Officials familiar with the situation are faulting the CIA’s lack of intelligence on Iraq in the lead-up to the ISIS offensive, saying the agency let most of its huge spy network rot on the vine after the occupation ended.
With no ground troops to back them up, the large CIA presence in Iraq mostly wound up hanging out in the Baghdad embassy, reluctant to go anywhere without protection.
The CIA defended its spy network, insisting anyone who was really familiar with the intelligence the CIA had produced on Iraq wouldn’t have been surprised by what ISIS had done.
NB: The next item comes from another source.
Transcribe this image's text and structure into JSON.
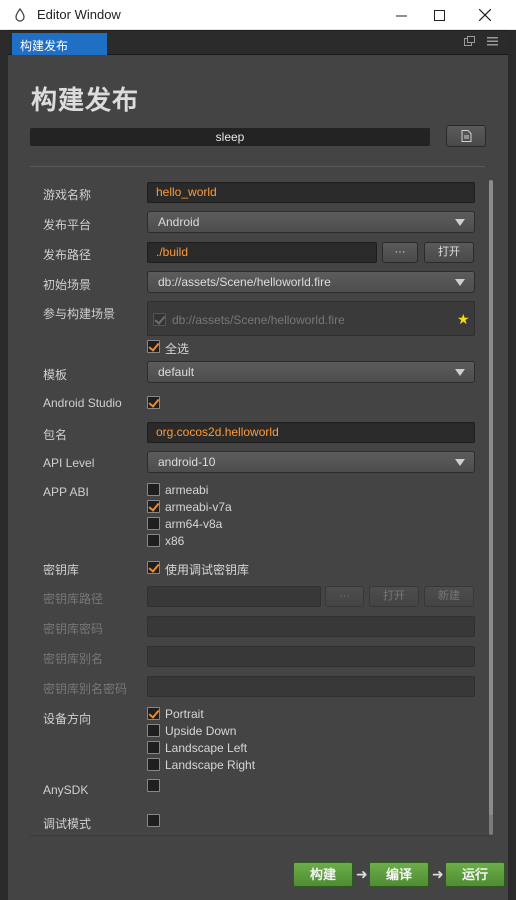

Other officials, keen to shift the blame overseas, are faulting Iraqi PM Nouri al-Maliki, saying he had compromised a number of CIA spies over the years. They implied Iran had something to do with this.